In recent days, death and hospitalization trends have improved, but on Friday the White House coronavirus response coordinator named LA as a region where spread of the virus is a concern. Dr. Deborah Birx asked the Centers for Disease Control and Prevention to help look into the source of new cases to help prevent future outbreaks.
Los Angeles is among a small number of California's 58 counties that either have not sufficiently contained the virus to reopen more activities and commerce or, in the case of several San Francisco Bay Area counties, have chosen to move more slowly.
Density is at the heart of LA's problem — in nursing homes that have recorded about half the county's deaths and in some of the nation's most tightly packed poor neighborhoods where Latino and African-Americans suffer a disproportionate number of infections and deaths.
Unlike compact New York City, which has been the nation’s coronavirus epicenter, Los Angeles and the surrounding county sprawl into suburbia and many communities of single-family homes. That lack of density, highest in wealthy areas, and reliance on cars as the main way to get around serve as shields from the virus.
But many in large inner-city swaths live an opposite reality. Multiple generations sometimes share an apartment. Essential low-wage workers don't have the luxury to telecommute. Grocery stores and pharmacies are scarce and fewer people with cars means more rely on buses, rail, bicycles or getting a ride, all situations where they often can’t adequately separate themselves from others.
A study released Wednesday by the University of California, Los Angeles, found 40% of black people and Latinos reside in neighborhoods where those living conditions make them more susceptible to getting infected or transmitting the virus.
“It just builds on the vulnerability of these residents and of these ethnic enclaves," said Sonja Diaz, co-author of the report and director of the UCLA Latino Policy & Politics Initiative. “They’re least equipped to deal with this virus because now they live in neighborhoods where they can’t stay at home and practice physical distancing, they’re hardest hit economically and then they’re not getting relief and recovery benefits."
Jesus Ramirez spent the past two months hunkered down in a one-bedroom apartment with his parents and brother in South Los Angeles, where the UCLA study highlighted 12 of the 15 neighborhoods most at risk.
Neighbors haven't always kept their distance when retrieving mail, and many didn't follow the city's now mandatory mask policy.

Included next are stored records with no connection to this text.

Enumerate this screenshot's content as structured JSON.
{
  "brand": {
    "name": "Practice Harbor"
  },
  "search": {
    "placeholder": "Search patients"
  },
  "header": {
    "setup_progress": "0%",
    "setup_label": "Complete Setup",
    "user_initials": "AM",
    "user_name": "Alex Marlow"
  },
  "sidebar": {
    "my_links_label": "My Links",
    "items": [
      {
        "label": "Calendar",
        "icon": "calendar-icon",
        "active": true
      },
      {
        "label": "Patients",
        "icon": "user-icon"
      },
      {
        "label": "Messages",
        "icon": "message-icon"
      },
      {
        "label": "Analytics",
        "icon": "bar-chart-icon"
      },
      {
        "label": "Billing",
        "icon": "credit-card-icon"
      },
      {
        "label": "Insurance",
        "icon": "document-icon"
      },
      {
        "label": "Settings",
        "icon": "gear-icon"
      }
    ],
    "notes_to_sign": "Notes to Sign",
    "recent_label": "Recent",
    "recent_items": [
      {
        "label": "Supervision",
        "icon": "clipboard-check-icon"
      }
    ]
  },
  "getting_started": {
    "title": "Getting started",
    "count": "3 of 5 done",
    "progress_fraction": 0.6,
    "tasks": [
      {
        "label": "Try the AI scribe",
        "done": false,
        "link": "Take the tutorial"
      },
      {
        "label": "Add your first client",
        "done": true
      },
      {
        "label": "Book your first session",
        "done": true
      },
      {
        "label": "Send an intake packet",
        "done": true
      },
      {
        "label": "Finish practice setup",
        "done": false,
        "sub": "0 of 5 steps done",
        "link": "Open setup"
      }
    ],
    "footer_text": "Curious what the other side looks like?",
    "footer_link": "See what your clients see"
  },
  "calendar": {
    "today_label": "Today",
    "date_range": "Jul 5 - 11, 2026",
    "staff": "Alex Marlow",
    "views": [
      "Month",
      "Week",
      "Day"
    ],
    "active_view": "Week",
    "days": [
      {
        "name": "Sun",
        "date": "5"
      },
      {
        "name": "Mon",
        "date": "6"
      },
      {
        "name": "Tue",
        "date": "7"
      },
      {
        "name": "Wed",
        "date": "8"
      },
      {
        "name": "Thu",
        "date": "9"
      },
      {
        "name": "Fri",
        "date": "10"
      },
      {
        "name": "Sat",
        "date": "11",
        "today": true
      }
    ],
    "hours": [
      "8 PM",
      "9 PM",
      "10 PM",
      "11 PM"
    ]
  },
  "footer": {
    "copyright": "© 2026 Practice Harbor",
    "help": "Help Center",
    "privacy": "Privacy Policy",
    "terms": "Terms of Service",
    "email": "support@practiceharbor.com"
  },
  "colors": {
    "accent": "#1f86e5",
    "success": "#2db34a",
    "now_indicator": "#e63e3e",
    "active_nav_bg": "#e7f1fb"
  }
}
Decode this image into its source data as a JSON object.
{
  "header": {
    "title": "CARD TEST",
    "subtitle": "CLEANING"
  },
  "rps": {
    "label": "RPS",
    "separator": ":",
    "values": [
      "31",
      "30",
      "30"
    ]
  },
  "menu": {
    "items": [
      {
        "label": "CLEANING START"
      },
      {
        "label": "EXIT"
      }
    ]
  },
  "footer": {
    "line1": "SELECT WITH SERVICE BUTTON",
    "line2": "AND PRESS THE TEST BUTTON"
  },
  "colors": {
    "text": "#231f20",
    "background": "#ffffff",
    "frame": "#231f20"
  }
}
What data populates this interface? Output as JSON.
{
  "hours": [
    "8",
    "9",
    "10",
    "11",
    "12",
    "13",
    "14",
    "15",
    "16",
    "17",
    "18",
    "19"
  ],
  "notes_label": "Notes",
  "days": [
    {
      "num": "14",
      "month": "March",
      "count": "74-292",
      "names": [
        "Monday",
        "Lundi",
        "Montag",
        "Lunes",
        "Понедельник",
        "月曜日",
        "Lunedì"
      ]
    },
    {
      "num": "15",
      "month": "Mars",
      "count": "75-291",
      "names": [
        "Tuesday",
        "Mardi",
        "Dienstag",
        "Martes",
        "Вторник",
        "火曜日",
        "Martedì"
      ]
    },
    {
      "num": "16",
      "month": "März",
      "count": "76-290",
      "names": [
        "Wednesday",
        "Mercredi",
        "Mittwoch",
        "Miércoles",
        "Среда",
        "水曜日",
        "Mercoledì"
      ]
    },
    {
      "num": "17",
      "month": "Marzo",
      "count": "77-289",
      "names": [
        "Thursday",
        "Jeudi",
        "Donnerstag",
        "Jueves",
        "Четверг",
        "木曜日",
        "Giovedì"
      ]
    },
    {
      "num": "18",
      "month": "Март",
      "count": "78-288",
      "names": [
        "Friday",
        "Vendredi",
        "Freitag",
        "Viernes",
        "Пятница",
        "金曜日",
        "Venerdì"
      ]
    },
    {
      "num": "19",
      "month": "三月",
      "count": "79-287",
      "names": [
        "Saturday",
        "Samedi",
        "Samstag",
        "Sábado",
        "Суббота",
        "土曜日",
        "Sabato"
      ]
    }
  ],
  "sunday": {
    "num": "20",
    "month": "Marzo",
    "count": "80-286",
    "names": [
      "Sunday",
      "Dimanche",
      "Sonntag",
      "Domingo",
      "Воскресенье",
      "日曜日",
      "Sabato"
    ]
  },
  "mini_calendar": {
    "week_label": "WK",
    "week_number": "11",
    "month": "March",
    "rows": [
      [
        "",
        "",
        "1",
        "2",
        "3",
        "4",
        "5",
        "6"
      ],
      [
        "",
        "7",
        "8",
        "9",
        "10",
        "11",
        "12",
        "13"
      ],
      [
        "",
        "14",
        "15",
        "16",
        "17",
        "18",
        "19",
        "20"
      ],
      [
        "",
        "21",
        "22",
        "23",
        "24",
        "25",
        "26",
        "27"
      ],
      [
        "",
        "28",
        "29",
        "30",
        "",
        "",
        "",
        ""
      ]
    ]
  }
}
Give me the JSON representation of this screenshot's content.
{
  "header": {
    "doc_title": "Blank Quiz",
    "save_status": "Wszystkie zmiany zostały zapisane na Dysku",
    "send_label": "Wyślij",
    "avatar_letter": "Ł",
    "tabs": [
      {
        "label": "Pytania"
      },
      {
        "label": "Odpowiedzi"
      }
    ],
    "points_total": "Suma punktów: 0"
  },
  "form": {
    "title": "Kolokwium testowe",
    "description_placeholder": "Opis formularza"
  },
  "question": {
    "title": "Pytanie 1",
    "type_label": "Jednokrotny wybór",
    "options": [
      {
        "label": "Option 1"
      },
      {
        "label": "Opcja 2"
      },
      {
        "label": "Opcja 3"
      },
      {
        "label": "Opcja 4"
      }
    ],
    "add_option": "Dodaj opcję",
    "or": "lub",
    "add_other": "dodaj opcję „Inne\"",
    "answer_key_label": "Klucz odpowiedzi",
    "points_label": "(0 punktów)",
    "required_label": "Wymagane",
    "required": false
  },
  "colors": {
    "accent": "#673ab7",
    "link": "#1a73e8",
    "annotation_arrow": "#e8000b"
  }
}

Unlike parts of town where people could get outside for exercise, Ramirez didn't feel safe going to nearby Martin Luther King Jr. Park because it is dominated by gang members, prostitutes and homeless people.
Ramirez was driving to a fine-dining restaurant where he was cooking meals for takeout and for hospice patients. He planned to pick up a coworker to help the colleague avoid the risk of infection on a bus.